* Your objective: The expected output is every entry, copied exactly.

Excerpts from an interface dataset
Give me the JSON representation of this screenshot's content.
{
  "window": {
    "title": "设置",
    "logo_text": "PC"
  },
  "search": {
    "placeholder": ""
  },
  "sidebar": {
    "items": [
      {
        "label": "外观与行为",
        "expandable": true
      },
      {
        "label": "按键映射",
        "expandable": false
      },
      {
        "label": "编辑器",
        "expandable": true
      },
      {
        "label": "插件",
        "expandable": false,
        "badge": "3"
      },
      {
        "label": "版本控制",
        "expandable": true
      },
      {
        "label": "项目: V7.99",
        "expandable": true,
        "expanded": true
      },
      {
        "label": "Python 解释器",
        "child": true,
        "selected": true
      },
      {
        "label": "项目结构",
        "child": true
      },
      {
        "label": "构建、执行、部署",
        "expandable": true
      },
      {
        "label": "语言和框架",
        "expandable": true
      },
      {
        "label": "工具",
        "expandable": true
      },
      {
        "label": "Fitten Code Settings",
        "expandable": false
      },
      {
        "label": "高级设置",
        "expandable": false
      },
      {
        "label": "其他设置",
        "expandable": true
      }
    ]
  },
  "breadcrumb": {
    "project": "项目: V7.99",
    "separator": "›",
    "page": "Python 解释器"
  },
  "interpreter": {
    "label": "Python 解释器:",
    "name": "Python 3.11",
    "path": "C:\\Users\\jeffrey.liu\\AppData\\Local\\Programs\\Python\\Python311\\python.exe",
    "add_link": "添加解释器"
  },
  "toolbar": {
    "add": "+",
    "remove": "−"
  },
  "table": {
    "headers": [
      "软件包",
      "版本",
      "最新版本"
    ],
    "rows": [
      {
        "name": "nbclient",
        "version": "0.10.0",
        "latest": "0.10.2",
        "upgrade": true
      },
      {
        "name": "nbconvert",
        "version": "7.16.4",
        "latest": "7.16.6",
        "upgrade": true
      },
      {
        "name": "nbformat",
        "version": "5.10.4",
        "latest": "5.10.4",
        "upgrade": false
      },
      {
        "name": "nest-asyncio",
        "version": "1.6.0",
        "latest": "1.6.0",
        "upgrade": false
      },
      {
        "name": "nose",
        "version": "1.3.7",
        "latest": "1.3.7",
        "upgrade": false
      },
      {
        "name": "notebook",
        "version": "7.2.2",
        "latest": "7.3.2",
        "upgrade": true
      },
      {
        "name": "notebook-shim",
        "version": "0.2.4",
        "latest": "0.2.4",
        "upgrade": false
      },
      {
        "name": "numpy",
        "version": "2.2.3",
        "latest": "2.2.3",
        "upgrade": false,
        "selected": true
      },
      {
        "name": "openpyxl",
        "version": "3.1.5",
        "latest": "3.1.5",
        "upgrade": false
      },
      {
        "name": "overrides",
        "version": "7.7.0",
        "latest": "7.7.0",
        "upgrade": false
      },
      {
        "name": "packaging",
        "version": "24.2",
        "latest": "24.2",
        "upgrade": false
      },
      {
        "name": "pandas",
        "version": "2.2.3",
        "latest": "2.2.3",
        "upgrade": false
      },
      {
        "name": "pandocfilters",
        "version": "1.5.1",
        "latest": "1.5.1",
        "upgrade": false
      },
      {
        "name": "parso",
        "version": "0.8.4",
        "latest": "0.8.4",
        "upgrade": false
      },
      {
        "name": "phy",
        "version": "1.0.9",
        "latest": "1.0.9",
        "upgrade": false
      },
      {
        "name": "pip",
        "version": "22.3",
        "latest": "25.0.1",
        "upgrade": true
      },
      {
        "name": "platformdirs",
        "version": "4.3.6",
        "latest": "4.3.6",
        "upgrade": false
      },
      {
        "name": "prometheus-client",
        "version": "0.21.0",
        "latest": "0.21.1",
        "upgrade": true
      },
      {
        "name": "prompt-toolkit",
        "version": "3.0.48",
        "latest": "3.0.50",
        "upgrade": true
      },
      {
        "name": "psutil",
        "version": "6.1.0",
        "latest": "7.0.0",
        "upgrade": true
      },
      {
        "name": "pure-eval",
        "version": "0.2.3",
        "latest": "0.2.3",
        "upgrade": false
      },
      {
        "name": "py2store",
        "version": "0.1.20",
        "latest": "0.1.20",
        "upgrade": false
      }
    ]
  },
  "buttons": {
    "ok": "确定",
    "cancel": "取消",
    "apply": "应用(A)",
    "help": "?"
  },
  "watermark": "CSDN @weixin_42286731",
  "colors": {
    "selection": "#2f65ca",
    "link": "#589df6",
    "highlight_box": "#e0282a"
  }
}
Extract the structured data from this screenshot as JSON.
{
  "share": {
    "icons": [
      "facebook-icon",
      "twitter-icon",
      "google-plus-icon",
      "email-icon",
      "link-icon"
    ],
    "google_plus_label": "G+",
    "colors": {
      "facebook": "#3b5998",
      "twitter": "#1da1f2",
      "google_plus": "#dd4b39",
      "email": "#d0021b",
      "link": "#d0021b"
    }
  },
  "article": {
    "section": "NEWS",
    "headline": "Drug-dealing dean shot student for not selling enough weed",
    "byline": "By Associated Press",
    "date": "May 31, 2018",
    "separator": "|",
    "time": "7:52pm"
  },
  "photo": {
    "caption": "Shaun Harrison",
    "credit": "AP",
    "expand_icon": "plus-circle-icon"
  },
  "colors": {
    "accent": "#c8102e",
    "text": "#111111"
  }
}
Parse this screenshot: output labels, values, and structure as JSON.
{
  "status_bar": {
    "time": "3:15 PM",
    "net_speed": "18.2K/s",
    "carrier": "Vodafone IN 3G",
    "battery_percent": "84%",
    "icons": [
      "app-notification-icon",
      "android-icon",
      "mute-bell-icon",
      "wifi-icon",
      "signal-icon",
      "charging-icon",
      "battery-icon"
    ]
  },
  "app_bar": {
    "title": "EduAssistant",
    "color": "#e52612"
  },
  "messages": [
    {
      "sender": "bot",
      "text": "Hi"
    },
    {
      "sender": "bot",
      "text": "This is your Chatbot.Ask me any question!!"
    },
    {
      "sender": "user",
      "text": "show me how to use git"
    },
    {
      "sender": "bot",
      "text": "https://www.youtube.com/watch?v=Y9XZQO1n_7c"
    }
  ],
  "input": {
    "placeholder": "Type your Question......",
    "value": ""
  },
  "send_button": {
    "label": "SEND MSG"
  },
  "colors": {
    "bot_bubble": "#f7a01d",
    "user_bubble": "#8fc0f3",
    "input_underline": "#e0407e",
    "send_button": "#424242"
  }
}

* Reply:
Give me the JSON representation of this screenshot's content.
{
  "window": {
    "title": "设置",
    "logo_text": "PC"
  },
  "search": {
    "placeholder": ""
  },
  "sidebar": {
    "items": [
      {
        "label": "外观与行为",
        "expandable": true
      },
      {
        "label": "按键映射",
        "expandable": false
      },
      {
        "label": "编辑器",
        "expandable": true
      },
      {
        "label": "插件",
        "expandable": false,
        "badge": "3"
      },
      {
        "label": "版本控制",
        "expandable": true
      },
      {
        "label": "项目: V7.99",
        "expandable": true,
        "expanded": true
      },
      {
        "label": "Python 解释器",
        "child": true,
        "selected": true
      },
      {
        "label": "项目结构",
        "child": true
      },
      {
        "label": "构建、执行、部署",
        "expandable": true
      },
      {
        "label": "语言和框架",
        "expandable": true
      },
      {
        "label": "工具",
        "expandable": true
      },
      {
        "label": "Fitten Code Settings",
        "expandable": false
      },
      {
        "label": "高级设置",
        "expandable": false
      },
      {
        "label": "其他设置",
        "expandable": true
      }
    ]
  },
  "breadcrumb": {
    "project": "项目: V7.99",
    "separator": "›",
    "page": "Python 解释器"
  },
  "interpreter": {
    "label": "Python 解释器:",
    "name": "Python 3.11",
    "path": "C:\\Users\\jeffrey.liu\\AppData\\Local\\Programs\\Python\\Python311\\python.exe",
    "add_link": "添加解释器"
  },
  "toolbar": {
    "add": "+",
    "remove": "−"
  },
  "table": {
    "headers": [
      "软件包",
      "版本",
      "最新版本"
    ],
    "rows": [
      {
        "name": "nbclient",
        "version": "0.10.0",
        "latest": "0.10.2",
        "upgrade": true
      },
      {
        "name": "nbconvert",
        "version": "7.16.4",
        "latest": "7.16.6",
        "upgrade": true
      },
      {
        "name": "nbformat",
        "version": "5.10.4",
        "latest": "5.10.4",
        "upgrade": false
      },
      {
        "name": "nest-asyncio",
        "version": "1.6.0",
        "latest": "1.6.0",
        "upgrade": false
      },
      {
        "name": "nose",
        "version": "1.3.7",
        "latest": "1.3.7",
        "upgrade": false
      },
      {
        "name": "notebook",
        "version": "7.2.2",
        "latest": "7.3.2",
        "upgrade": true
      },
      {
        "name": "notebook-shim",
        "version": "0.2.4",
        "latest": "0.2.4",
        "upgrade": false
      },
      {
        "name": "numpy",
        "version": "2.2.3",
        "latest": "2.2.3",
        "upgrade": false,
        "selected": true
      },
      {
        "name": "openpyxl",
        "version": "3.1.5",
        "latest": "3.1.5",
        "upgrade": false
      },
      {
        "name": "overrides",
        "version": "7.7.0",
        "latest": "7.7.0",
        "upgrade": false
      },
      {
        "name": "packaging",
        "version": "24.2",
        "latest": "24.2",
        "upgrade": false
      },
      {
        "name": "pandas",
        "version": "2.2.3",
        "latest": "2.2.3",
        "upgrade": false
      },
      {
        "name": "pandocfilters",
        "version": "1.5.1",
        "latest": "1.5.1",
        "upgrade": false
      },
      {
        "name": "parso",
        "version": "0.8.4",
        "latest": "0.8.4",
        "upgrade": false
      },
      {
        "name": "phy",
        "version": "1.0.9",
        "latest": "1.0.9",
        "upgrade": false
      },
      {
        "name": "pip",
        "version": "22.3",
        "latest": "25.0.1",
        "upgrade": true
      },
      {
        "name": "platformdirs",
        "version": "4.3.6",
        "latest": "4.3.6",
        "upgrade": false
      },
      {
        "name": "prometheus-client",
        "version": "0.21.0",
        "latest": "0.21.1",
        "upgrade": true
      },
      {
        "name": "prompt-toolkit",
        "version": "3.0.48",
        "latest": "3.0.50",
        "upgrade": true
      },
      {
        "name": "psutil",
        "version": "6.1.0",
        "latest": "7.0.0",
        "upgrade": true
      },
      {
        "name": "pure-eval",
        "version": "0.2.3",
        "latest": "0.2.3",
        "upgrade": false
      },
      {
        "name": "py2store",
        "version": "0.1.20",
        "latest": "0.1.20",
        "upgrade": false
      }
    ]
  },
  "buttons": {
    "ok": "确定",
    "cancel": "取消",
    "apply": "应用(A)",
    "help": "?"
  },
  "watermark": "CSDN @weixin_42286731",
  "colors": {
    "selection": "#2f65ca",
    "link": "#589df6",
    "highlight_box": "#e0282a"
  }
}
Extract the structured data from this screenshot as JSON.
{
  "share": {
    "icons": [
      "facebook-icon",
      "twitter-icon",
      "google-plus-icon",
      "email-icon",
      "link-icon"
    ],
    "google_plus_label": "G+",
    "colors": {
      "facebook": "#3b5998",
      "twitter": "#1da1f2",
      "google_plus": "#dd4b39",
      "email": "#d0021b",
      "link": "#d0021b"
    }
  },
  "article": {
    "section": "NEWS",
    "headline": "Drug-dealing dean shot student for not selling enough weed",
    "byline": "By Associated Press",
    "date": "May 31, 2018",
    "separator": "|",
    "time": "7:52pm"
  },
  "photo": {
    "caption": "Shaun Harrison",
    "credit": "AP",
    "expand_icon": "plus-circle-icon"
  },
  "colors": {
    "accent": "#c8102e",
    "text": "#111111"
  }
}
Parse this screenshot: output labels, values, and structure as JSON.
{
  "status_bar": {
    "time": "3:15 PM",
    "net_speed": "18.2K/s",
    "carrier": "Vodafone IN 3G",
    "battery_percent": "84%",
    "icons": [
      "app-notification-icon",
      "android-icon",
      "mute-bell-icon",
      "wifi-icon",
      "signal-icon",
      "charging-icon",
      "battery-icon"
    ]
  },
  "app_bar": {
    "title": "EduAssistant",
    "color": "#e52612"
  },
  "messages": [
    {
      "sender": "bot",
      "text": "Hi"
    },
    {
      "sender": "bot",
      "text": "This is your Chatbot.Ask me any question!!"
    },
    {
      "sender": "user",
      "text": "show me how to use git"
    },
    {
      "sender": "bot",
      "text": "https://www.youtube.com/watch?v=Y9XZQO1n_7c"
    }
  ],
  "input": {
    "placeholder": "Type your Question......",
    "value": ""
  },
  "send_button": {
    "label": "SEND MSG"
  },
  "colors": {
    "bot_bubble": "#f7a01d",
    "user_bubble": "#8fc0f3",
    "input_underline": "#e0407e",
    "send_button": "#424242"
  }
}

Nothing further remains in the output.